The definition of storytelling as art is when such art can easily reach the audience, readers, listeners, and viewers. When journalism meets these aspects, the reported article becomes more immersive. The world of journalism and its society understands this very well, and The French Dispatch brings audiences into that world. Personally, the film is very relatable, as it changes one’s mindset to align with the understanding conveyed by the film. When conveying something, it must tell a story but adhere to the rules of writing, which vary depending on different writers. Later, it becomes a trademark of the article itself.
Wes Anderson writes a storytelling article, making it appear easy to do. However, it is not. People would still do it if it were easy, and modern journalism would not devolve into mere gossip. The film is enjoyable, and it is fascinating to see how the director visualizes magazine rubrics into an anthology. He makes the article’s author the main point of view and elevates the subject of the article to the main character.
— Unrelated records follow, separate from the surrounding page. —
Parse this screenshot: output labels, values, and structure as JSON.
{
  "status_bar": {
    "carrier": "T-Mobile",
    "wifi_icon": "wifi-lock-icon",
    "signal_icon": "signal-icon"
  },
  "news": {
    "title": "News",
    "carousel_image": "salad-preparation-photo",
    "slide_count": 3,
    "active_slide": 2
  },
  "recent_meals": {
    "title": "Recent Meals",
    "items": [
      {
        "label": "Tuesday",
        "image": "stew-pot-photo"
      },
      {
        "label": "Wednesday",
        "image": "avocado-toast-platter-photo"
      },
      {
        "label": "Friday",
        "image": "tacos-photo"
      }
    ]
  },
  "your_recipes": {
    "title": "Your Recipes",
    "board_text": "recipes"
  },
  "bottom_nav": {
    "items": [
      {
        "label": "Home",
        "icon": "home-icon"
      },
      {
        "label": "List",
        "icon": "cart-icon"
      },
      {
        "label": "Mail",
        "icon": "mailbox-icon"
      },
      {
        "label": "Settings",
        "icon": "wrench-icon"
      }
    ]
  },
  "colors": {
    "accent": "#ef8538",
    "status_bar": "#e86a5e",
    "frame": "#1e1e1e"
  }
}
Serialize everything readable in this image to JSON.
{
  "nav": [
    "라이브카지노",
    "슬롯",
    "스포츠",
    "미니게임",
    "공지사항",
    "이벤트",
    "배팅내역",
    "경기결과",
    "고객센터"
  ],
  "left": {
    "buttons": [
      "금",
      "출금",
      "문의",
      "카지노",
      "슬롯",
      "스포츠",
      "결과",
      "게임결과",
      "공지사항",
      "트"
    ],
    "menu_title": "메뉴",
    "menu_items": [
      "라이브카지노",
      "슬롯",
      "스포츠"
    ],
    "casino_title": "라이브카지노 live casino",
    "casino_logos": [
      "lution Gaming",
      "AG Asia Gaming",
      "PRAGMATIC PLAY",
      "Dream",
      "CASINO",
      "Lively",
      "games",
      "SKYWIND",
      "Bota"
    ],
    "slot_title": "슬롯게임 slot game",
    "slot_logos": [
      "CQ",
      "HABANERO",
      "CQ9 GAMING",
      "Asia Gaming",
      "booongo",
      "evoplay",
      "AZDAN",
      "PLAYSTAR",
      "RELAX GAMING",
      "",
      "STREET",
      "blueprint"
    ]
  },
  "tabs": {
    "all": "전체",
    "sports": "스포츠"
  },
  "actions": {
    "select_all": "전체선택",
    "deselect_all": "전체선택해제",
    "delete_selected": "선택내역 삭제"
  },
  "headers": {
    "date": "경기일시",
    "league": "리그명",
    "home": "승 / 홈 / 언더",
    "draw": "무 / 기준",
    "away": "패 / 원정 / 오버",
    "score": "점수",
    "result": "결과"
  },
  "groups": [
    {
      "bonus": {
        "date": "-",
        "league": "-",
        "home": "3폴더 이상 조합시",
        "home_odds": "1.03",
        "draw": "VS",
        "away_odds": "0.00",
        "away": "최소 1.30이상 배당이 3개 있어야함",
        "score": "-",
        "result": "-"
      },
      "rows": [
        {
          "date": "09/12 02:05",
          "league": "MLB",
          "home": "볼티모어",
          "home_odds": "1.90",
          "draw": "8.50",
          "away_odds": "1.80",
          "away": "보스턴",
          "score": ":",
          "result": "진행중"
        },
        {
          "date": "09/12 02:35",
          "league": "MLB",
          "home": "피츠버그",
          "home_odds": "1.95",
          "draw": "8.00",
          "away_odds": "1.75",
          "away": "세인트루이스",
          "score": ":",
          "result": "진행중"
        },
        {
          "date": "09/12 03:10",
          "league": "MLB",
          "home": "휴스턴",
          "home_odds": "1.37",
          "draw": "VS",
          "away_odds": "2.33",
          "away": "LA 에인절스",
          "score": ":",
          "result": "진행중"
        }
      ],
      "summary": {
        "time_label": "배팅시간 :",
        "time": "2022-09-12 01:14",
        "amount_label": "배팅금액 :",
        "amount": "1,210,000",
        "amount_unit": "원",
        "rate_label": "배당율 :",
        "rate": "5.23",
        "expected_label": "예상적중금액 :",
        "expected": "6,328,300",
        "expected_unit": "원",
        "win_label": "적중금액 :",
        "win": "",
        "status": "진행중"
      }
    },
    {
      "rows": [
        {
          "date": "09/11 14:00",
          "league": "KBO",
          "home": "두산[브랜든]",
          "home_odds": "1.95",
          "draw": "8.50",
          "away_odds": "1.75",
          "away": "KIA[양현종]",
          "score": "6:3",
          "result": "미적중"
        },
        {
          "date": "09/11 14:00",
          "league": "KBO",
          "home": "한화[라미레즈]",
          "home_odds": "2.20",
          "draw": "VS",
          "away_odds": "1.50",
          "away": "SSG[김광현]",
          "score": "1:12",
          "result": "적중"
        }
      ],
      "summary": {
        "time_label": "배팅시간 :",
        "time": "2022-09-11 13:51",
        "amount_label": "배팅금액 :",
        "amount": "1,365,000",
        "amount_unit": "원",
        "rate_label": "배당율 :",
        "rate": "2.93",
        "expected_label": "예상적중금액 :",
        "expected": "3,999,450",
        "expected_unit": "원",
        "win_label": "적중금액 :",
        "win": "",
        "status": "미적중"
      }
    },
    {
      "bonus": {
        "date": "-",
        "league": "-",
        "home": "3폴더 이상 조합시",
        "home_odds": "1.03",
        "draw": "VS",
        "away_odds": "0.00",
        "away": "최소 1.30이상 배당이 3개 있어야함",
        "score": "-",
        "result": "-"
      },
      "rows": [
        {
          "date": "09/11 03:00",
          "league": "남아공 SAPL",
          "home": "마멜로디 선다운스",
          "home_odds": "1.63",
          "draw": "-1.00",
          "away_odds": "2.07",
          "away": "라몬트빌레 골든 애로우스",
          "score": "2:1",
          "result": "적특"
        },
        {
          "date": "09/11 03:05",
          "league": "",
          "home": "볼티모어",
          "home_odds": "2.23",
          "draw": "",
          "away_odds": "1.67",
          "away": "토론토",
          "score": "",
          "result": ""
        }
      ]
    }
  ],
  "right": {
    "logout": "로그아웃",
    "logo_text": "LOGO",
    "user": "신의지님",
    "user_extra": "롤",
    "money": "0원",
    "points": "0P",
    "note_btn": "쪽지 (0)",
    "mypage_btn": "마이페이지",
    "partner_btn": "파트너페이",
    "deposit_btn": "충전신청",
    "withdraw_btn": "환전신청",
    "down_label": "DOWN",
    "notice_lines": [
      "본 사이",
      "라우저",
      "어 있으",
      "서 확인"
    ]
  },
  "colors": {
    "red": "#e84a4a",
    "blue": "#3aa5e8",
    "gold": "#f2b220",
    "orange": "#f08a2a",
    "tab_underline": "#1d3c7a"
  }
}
Apart from the role of a journalist (or, in other words, a vlogger using millennial language), Owen Wilson is the unique star in all the articles. He rides his bicycle and visits different places while telling stories directly to the audience, speaking directly into the film cameras. The audience can see him travel to places that the authors of the articles will later “explore” and narrate one by one. Film critics often describe Anderson’s approach to French antiquity in this way. He plays with visuals that are beautiful yet comical to the audience. Besides being introduced at the beginning, it is also used to explain the fictional city of Ennui-sur-Blasé, which means “boredom-on-apathy,” where the film takes place.
The second article tells the story of Benicio del Toro, who is a convicted murderer with an extraordinary talent for painting. His muse and model are a female warden, who also becomes his lover. The story ends intriguingly when one of the characters does something surprising to his paintings, as he is asked to paint for an exhibition. It is easiest to enjoy when the happenings and motivations are clear.
The part that comes from the art exhibition article alludes to many things, including the exploitation in art and the hidden talent concealed by one small thing.
The Chairman of Manifesto and the Chef
The third article is one of the hilarious ones, dealing with political records that reference real journalistic reports from the history of The New Yorker. When outsider writers get into trouble, their writing may not be as neutral as it should be. The part starring Timothée Chalamet and Frances McDormand is presented humorously, not seriously. For example, the political case revolves around a protest by students who wanted boys to go to girls’ dormitories. The later negotiations involve Chalamet as the chairman of the manifesto, playing chess with the government separately. However, as comedy functions, this section includes a lot of symbolism and sarcasm.
The last article is an interview conducted by Jeffrey Wright with a chef who chose to work in prison until he later became involved in handling a kidnapping case. The audience watches the article in the form of a talk show with snippets of scenes told by the chef. This part has the most action, is difficult to digest, and takes time to become animated in specific parts.
A Love Letter to Journalism
Anderson crafts scene after scene unmitigated, using color to further differentiate perspectives. The audience will witness the same scene, but the film changes colors from black and white to vibrant, adding visual uniqueness. Despite this, it becomes challenging for the audience to follow the film with its numerous characters, colors, and absurd humor. However, there should be no reason to feel sleepy or bored while watching the film, even with so many creations.
The French Dispatch and the art of journalism do not concern themselves with being easy to digest. Instead, it serves as a love letter to the disappearing art of journaling. All attention is devoted to creating a world of boredom and apathy. The characters and comedy may not directly connect with the audience, but they are mobilized to turn the film into a visual magazine with a barrage of stories.